irrigation cycle. Both systems will reduce unnecessary watering.
Irrigate during the appropriate times.
Do not irrigate during the heat of the day. The majority of the water used during
this time will evaporate before it can reach the soil zone. Set timers on the
irrigation system to run either in the early morning or evening. Contact your local
State of Florida extension service agent
for the best time to water in your location.
Use Florida friendly landscaping.
Florida friendly landscaping uses plants and grasses that are native to Florida or
to areas that have a similar climate. To reduce the amount of watering needed, these
plants should also have an increased level of drought tolerance.
Implement an optional towel and linen reuse program in guest rooms.
Towel and linen reuse programs allow guests staying longer than one night the option
of reusing their sheets and towels for another day. Signs indicating the program’s
existence and directions for compliance should be posted in each guest room. For
example, the towel reuse directions should indicate where to place towels that will
be reused and those that need to be replaced. The linen reuse program can explain
that bed sheets will only be changed after a certain amount of days or length of
stay. These programs will allow the facility to reduce water consumption, allow for
more efficient housekeeping service and reduce costs.
Institute a sweep-first policy in all areas, especially outdoors.
Do not use water as a first line option for cleaning floors, patios and walkways.
Sweeping can remove the majority of debris, leaving little to no reason to mop. When
mopping, use as little water as possible to complete the task.
Use recycled or reclaimed water to irrigate.
Recycled or reclaimed water has been properly treated but not to potable standards.
If available and allowed by local regulation, use reclaimed water to water lawns,
shrubs and flower beds.
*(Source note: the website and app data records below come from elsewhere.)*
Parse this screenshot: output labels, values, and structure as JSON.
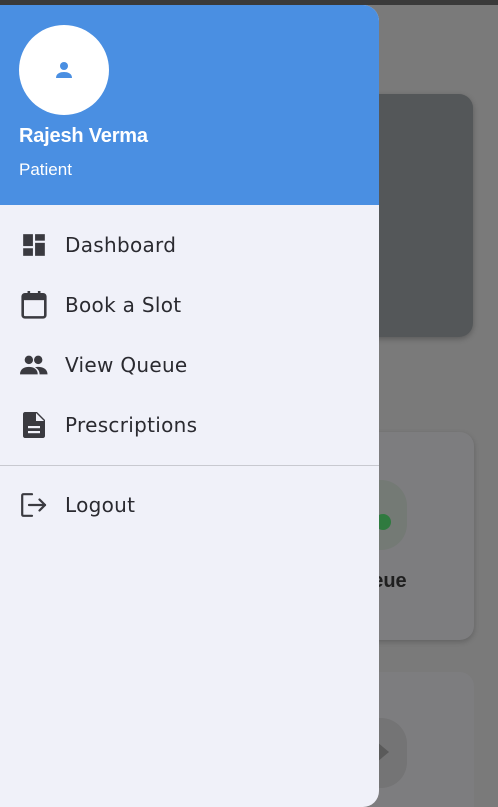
{
  "drawer": {
    "user": {
      "name": "Rajesh Verma",
      "role": "Patient",
      "avatar_icon": "person-icon"
    },
    "menu": [
      {
        "label": "Dashboard",
        "icon": "dashboard-icon"
      },
      {
        "label": "Book a Slot",
        "icon": "calendar-icon"
      },
      {
        "label": "View Queue",
        "icon": "people-icon"
      },
      {
        "label": "Prescriptions",
        "icon": "document-icon"
      }
    ],
    "logout": {
      "label": "Logout",
      "icon": "logout-icon"
    }
  },
  "background": {
    "card_text": "ueue"
  },
  "colors": {
    "header": "#4a8fe2",
    "drawer_bg": "#f0f1f9",
    "icon": "#3a3a40"
  }
}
Never allow faucets to run unattended.
Unattended faucets have a higher likelihood to increase water usage. Prepare a
policy that outlines that any open faucet must be attended to at all times.
Thaw frozen food in the refrigerator.
Frozen food should be defrosted in the refrigerator; not in the sink under running
Equipment Water Conservation BMPs
Use preventative maintenance schedules for water consuming equipment, such as ice
machines, hot water heaters, dishwashers, washing machines, boilers and
Preventative maintenance schedules can increase machine efficiencies, lower costs
and can lead to lower utility costs by correcting problems before they become large
issues. Continually check for leaks and repair any problems as soon as possible. All
equipment should be placed on a preventative maintenance schedule and any necessary
records kept accordingly.
Install low-flow fixtures in guest rooms, restrooms and employee shower
The following is a listing of the appropriate use rates for low-flow fixtures in the
- Low-flow faucets should use no more than 1.5 gallons per minute. Add aerators to all faucets.
- Low-flow showerheads should consume no more than 2.0 gallons per minute.
- Low-flow toilets should not use more than 1.6 gallons per flush.
Replace urinals in male bathrooms with waterless urinals.
Waterless urinals do not contain a normal flush value like traditional urinals. Any
wastes and smells are trapped in the drain. These urinals only require some water
for cleaning purposes but do not consume any during operation.
Use low-flow, pre-rinse nozzles in kitchen and beverage areas.
Low-flow nozzles should not consume more than 1.25 gallons per minute. Disable the
ability to lock the nozzle in the open position. Pre-rinse nozzles are made to
conserve water by automatically shutting off when not in use.
Recycle final rinse water as pre-rinse water for subsequent cycles in
Using the final rinse water as the pre-rinse water in a subsequent cycle allows for
less water consumption, decreased amount of detergents and chemicals plus an
increase in efficiency.
Use high efficiency, low water usage machines in the kitchen, pool area
and laundry, where possible.
High efficiency machines will not only lower the water usage but can also lower the
amount on energy consumption. Common examples of high efficiency machines include
counter-current dishwashers, washing machines that reuse final rinse water and any
ENERGY STAR® rated appliance.